"The surface of the Earth is the shore of the cosmic ocean. On this shore, we've learned most of what we know. Recently, we've waded a little way out, maybe ankle-deep, and the water seems inviting. Some part of our being knows this is where we came from. We long to return, and we can, because the cosmos is also within us. We're made of star stuff. We are a way for the cosmos to know itself."

Not so long ago, I scribbled a note to myself, a sticky mauve reminder to remember Carl Sagan's words and the star stuff within.  The thought is comforting and uplifting on days when serious health concerns seize the upper hand and leave me feeling somewhat fragile, crotchety and despondent.  The other uplifting thing to do (of course) is to mount a macro lens on the camera, grab backpack, notebook and pencil and go for a long ramble with Himself and Spencer.

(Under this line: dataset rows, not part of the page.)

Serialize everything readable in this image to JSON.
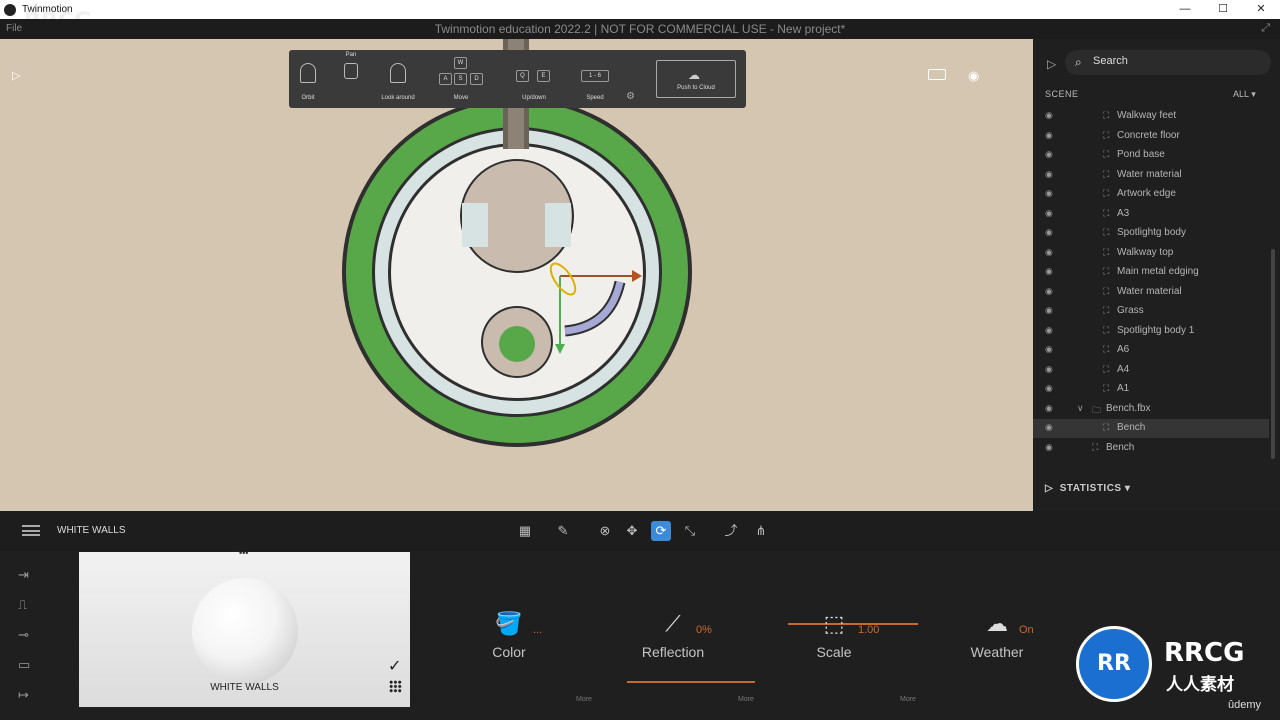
{
  "os": {
    "app_title": "Twinmotion",
    "controls": [
      "—",
      "☐",
      "✕"
    ]
  },
  "header": {
    "menu": [
      "File"
    ],
    "title": "Twinmotion education 2022.2 | NOT FOR COMMERCIAL USE - New project*"
  },
  "nav": {
    "orbit": "Orbit",
    "pan": "Pan",
    "look_around": "Look around",
    "move": "Move",
    "up_down": "Up/down",
    "speed": "Speed",
    "speed_value": "1 - 6",
    "push_to_cloud": "Push to Cloud",
    "keys": {
      "w": "W",
      "a": "A",
      "s": "S",
      "d": "D",
      "q": "Q",
      "e": "E"
    }
  },
  "scene": {
    "search_placeholder": "Search",
    "label": "SCENE",
    "filter": "ALL",
    "items": [
      {
        "name": "Walkway feet",
        "indent": 2
      },
      {
        "name": "Concrete floor",
        "indent": 2
      },
      {
        "name": "Pond base",
        "indent": 2
      },
      {
        "name": "Water material",
        "indent": 2
      },
      {
        "name": "Artwork edge",
        "indent": 2
      },
      {
        "name": "A3",
        "indent": 2
      },
      {
        "name": "Spotlightg body",
        "indent": 2
      },
      {
        "name": "Walkway top",
        "indent": 2
      },
      {
        "name": "Main metal edging",
        "indent": 2
      },
      {
        "name": "Water material",
        "indent": 2
      },
      {
        "name": "Grass",
        "indent": 2
      },
      {
        "name": "Spotlightg body 1",
        "indent": 2
      },
      {
        "name": "A6",
        "indent": 2
      },
      {
        "name": "A4",
        "indent": 2
      },
      {
        "name": "A1",
        "indent": 2
      },
      {
        "name": "Bench.fbx",
        "indent": 1
      },
      {
        "name": "Bench",
        "indent": 2
      },
      {
        "name": "Bench",
        "indent": 1
      }
    ],
    "statistics": "STATISTICS"
  },
  "material": {
    "name": "WHITE WALLS",
    "card_label": "WHITE WALLS"
  },
  "props": {
    "color": {
      "label": "Color",
      "value": "..."
    },
    "reflection": {
      "label": "Reflection",
      "value": "0%"
    },
    "scale": {
      "label": "Scale",
      "value": "1.00"
    },
    "weather": {
      "label": "Weather",
      "value": "On"
    },
    "more": "More"
  },
  "watermark": {
    "top": "RRCG",
    "badge": "RR",
    "brand": "RRCG",
    "brand_sub": "人人素材",
    "udemy": "ûdemy"
  },
  "colors": {
    "viewport_bg": "#d5c6b1",
    "grass": "#58a84a",
    "accent": "#c86a2e",
    "active_tool": "#3b8bd9"
  }
}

We also know this magical moon as the: Blackberry Moon, Blessing Moon, Blueberry Moon, Buck Moon, Claim Song Moon, Corn Moon, Crane Moon, Daisy Moon, Fallow Moon, Feather Moulting Moon, Flying Moon, Grass Cutter Moon, Ground Burning Moon, Hay Moon, Heat Moon, Horse Moon, Humpback Salmon Return to Earth Moon, Hungry Ghost Moon, Index Finger Moon, Larkspur Moon, Lightning Moon, Little Harvest Moon, Little Moon of Deer Horns Dropping off, Little Ripening Moon, Lotus Flower Moon, Meadow Moon, Manzanita Ripens Moon, Midsummer Moon, Middle Moon, Middle of Summer Moon, Moon of Claiming, Moon of the Young Corn, Moon of Fledgling Hawk, Moon of Much Ripening, Moon of the Home Dance, Moon of the Middle Summer, Moon of Ripeness, Moon When Cherries Are Ripe, Moon When the Buffalo Bellow, Moon When People Move Camp Together, Moon When Limbs of Are Trees Broken by Fruit, Moon When Squash Are Ripe and Indian Beans Begin to Be Edible, Moon When Ducks Begin to Malt, Mountain Clover Moon, Peaches Moon, Raspberry Moon, Red Berries Moon, Red Blooming Lilies Moon, Return from Harvest Moon, Ripe Corn Moon, Ripening Moon, Rose Moon, Salmon Go up the Rivers in a Group Moon, Seventh Moon, Smokey Moon, Strong Sun Moon, Summer Moon, Sun House Moon, Thunder Moon, Warming Sun Moon, Water Lily Moon, Wattle Moon, Wort Moon

As full moon names go, I am rather fond of Blessing Moon, Blackberry Moon and Meadow Moon.